[Records from a data source]
»»

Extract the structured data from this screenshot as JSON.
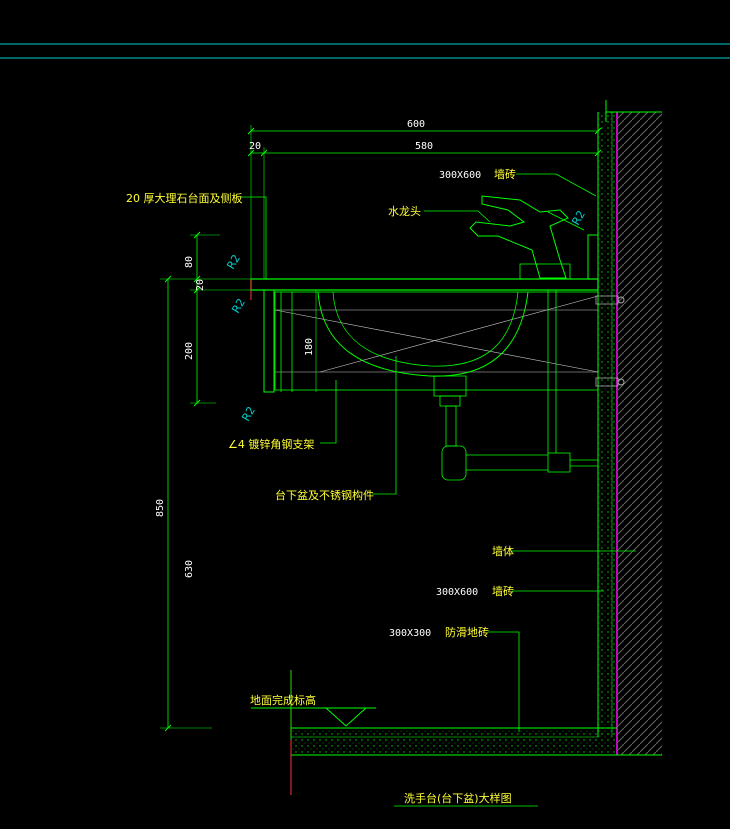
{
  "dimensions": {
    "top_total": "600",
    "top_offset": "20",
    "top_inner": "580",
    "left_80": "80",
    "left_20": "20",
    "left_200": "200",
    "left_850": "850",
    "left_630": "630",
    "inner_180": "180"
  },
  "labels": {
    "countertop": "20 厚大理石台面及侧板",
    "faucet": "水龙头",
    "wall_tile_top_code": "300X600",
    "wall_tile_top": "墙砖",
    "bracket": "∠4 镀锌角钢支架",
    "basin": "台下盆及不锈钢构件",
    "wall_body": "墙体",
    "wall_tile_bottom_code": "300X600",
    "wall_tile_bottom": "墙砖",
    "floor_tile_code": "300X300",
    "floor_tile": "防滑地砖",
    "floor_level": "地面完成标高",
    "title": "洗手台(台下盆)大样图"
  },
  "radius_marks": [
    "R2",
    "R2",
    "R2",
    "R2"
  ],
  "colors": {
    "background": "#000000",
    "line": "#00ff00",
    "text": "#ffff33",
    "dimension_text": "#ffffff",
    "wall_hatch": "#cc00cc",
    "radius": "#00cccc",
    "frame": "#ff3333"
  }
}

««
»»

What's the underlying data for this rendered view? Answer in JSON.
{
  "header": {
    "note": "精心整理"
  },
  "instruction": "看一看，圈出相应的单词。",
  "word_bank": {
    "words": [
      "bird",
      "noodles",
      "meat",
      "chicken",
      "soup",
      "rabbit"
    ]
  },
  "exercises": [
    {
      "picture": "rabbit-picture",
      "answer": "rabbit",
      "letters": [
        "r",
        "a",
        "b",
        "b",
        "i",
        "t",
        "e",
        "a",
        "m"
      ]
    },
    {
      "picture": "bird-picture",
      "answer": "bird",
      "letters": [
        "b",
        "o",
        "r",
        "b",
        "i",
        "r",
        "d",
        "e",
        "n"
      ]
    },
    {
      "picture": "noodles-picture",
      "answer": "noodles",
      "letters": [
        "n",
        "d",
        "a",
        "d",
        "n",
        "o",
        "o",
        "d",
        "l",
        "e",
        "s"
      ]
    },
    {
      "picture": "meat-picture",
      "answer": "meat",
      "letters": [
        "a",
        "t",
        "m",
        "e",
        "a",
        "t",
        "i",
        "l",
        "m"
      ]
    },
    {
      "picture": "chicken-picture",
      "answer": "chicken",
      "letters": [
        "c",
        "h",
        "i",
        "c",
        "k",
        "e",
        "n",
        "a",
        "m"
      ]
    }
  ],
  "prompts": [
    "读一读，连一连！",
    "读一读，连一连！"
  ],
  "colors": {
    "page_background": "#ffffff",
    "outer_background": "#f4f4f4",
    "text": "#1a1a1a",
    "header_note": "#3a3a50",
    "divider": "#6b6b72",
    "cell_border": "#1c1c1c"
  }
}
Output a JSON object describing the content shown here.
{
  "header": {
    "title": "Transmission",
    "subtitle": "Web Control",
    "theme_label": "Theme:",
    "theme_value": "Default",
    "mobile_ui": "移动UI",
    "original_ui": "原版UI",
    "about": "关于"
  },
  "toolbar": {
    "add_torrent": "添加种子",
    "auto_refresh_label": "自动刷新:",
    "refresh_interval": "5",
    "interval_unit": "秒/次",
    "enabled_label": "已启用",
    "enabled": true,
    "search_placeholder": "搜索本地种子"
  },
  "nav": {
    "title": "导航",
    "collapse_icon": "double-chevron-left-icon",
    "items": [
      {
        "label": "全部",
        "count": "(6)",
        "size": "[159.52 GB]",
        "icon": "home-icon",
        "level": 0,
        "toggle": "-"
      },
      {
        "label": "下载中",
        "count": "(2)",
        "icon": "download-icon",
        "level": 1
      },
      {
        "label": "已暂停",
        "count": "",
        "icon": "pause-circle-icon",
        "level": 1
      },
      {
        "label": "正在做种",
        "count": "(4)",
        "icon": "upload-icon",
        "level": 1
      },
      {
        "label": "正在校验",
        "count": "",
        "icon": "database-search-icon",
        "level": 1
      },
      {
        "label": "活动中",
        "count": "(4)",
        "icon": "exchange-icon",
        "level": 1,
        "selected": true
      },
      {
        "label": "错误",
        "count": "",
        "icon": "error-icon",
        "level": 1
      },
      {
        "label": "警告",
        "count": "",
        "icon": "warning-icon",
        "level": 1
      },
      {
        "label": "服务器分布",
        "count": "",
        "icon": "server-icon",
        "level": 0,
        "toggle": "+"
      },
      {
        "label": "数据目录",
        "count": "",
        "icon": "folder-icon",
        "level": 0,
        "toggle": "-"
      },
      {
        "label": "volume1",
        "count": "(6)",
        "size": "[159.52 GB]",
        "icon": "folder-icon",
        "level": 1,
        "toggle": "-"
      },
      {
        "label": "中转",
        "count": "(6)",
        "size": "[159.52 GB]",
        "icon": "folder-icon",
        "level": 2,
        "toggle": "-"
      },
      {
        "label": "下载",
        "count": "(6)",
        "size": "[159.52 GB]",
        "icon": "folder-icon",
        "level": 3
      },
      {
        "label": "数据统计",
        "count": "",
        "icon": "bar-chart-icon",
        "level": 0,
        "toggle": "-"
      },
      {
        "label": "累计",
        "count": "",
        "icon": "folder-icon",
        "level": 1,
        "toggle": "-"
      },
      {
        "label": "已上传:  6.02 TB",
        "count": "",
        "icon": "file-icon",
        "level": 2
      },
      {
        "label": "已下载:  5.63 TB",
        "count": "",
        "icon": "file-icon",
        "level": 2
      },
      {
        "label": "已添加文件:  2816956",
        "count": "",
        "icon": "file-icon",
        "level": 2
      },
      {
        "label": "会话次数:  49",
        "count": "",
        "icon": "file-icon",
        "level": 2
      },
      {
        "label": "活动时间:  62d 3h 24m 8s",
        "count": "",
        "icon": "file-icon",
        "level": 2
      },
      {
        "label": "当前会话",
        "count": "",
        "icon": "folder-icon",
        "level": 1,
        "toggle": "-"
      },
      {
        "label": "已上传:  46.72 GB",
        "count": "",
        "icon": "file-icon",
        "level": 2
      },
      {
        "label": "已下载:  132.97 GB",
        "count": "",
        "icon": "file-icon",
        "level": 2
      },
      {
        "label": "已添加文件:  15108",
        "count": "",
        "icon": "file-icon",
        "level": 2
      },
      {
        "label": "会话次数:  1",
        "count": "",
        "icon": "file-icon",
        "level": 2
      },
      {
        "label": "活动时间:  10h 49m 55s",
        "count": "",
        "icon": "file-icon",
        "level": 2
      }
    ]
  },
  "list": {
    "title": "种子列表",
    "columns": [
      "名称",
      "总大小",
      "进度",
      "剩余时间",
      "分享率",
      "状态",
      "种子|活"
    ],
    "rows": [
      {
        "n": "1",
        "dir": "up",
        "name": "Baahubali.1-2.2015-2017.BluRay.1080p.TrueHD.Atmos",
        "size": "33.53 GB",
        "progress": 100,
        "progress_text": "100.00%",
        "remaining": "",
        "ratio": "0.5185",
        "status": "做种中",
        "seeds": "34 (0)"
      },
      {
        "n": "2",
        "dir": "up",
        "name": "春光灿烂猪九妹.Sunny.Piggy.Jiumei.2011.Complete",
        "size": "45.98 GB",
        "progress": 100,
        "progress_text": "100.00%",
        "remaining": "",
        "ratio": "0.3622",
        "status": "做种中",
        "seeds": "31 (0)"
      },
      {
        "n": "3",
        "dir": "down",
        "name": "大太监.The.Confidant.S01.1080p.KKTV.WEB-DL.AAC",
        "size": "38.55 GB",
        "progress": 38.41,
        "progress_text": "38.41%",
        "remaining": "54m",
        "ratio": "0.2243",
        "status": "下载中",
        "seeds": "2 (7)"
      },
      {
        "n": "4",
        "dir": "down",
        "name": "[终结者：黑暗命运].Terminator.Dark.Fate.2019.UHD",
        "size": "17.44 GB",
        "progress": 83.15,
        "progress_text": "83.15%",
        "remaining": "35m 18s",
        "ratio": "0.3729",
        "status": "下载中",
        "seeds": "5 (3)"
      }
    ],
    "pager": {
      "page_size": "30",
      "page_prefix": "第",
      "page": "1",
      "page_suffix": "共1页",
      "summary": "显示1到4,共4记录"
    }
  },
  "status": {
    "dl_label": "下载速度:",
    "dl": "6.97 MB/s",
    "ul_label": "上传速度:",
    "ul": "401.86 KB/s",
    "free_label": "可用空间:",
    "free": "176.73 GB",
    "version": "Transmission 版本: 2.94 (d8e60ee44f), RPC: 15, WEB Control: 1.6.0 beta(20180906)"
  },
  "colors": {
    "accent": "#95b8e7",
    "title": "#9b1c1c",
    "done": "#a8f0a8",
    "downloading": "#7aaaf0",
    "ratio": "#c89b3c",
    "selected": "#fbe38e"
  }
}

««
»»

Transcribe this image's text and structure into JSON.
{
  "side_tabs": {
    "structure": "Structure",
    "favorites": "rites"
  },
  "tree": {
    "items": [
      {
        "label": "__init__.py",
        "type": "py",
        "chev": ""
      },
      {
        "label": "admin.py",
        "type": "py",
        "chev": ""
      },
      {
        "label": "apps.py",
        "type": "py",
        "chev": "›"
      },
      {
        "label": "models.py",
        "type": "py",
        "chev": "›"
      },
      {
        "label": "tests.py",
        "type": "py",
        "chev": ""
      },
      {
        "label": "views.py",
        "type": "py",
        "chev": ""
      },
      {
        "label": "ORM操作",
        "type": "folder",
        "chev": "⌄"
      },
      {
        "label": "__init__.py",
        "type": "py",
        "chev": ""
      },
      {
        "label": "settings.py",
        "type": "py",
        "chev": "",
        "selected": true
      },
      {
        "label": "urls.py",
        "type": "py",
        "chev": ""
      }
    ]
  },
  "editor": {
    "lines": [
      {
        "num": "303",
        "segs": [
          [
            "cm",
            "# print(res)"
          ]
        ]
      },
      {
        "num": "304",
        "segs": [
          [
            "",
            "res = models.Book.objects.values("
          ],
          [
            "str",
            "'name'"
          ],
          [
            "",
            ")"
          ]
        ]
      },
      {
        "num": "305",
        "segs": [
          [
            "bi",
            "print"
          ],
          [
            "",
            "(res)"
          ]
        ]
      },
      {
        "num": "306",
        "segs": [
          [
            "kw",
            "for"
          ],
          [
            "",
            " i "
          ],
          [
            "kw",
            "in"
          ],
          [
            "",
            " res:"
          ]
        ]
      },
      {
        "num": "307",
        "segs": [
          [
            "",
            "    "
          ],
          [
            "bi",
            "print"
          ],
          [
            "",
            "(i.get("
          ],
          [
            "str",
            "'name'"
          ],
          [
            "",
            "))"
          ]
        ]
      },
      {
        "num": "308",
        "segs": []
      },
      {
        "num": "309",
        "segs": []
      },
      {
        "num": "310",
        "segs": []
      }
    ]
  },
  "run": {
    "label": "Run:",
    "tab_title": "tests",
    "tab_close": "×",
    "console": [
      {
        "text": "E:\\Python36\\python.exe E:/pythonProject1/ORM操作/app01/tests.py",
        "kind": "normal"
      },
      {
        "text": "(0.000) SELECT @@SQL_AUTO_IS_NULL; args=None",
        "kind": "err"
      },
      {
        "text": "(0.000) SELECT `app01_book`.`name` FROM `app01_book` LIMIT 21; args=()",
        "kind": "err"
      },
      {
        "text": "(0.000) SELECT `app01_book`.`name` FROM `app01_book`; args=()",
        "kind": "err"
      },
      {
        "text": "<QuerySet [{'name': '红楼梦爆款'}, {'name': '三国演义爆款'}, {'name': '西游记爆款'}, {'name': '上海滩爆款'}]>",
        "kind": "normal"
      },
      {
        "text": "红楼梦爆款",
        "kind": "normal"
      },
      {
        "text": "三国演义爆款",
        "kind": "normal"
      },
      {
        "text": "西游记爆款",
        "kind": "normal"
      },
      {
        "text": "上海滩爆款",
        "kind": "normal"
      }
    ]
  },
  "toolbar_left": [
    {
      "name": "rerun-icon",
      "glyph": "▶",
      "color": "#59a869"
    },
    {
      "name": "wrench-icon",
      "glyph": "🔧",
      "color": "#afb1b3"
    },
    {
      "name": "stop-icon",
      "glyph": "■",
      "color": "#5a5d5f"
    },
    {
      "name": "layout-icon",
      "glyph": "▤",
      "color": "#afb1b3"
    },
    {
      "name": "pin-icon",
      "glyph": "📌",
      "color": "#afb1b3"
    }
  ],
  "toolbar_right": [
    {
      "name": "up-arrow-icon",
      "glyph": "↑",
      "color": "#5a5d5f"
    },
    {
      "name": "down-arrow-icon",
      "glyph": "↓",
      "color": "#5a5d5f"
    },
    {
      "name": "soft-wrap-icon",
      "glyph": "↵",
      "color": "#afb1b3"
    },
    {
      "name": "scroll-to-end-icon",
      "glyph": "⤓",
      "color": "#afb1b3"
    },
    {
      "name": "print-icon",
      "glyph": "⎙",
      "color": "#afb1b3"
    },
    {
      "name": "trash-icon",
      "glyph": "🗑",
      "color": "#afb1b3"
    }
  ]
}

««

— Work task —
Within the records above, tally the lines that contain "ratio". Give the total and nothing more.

— Response —
5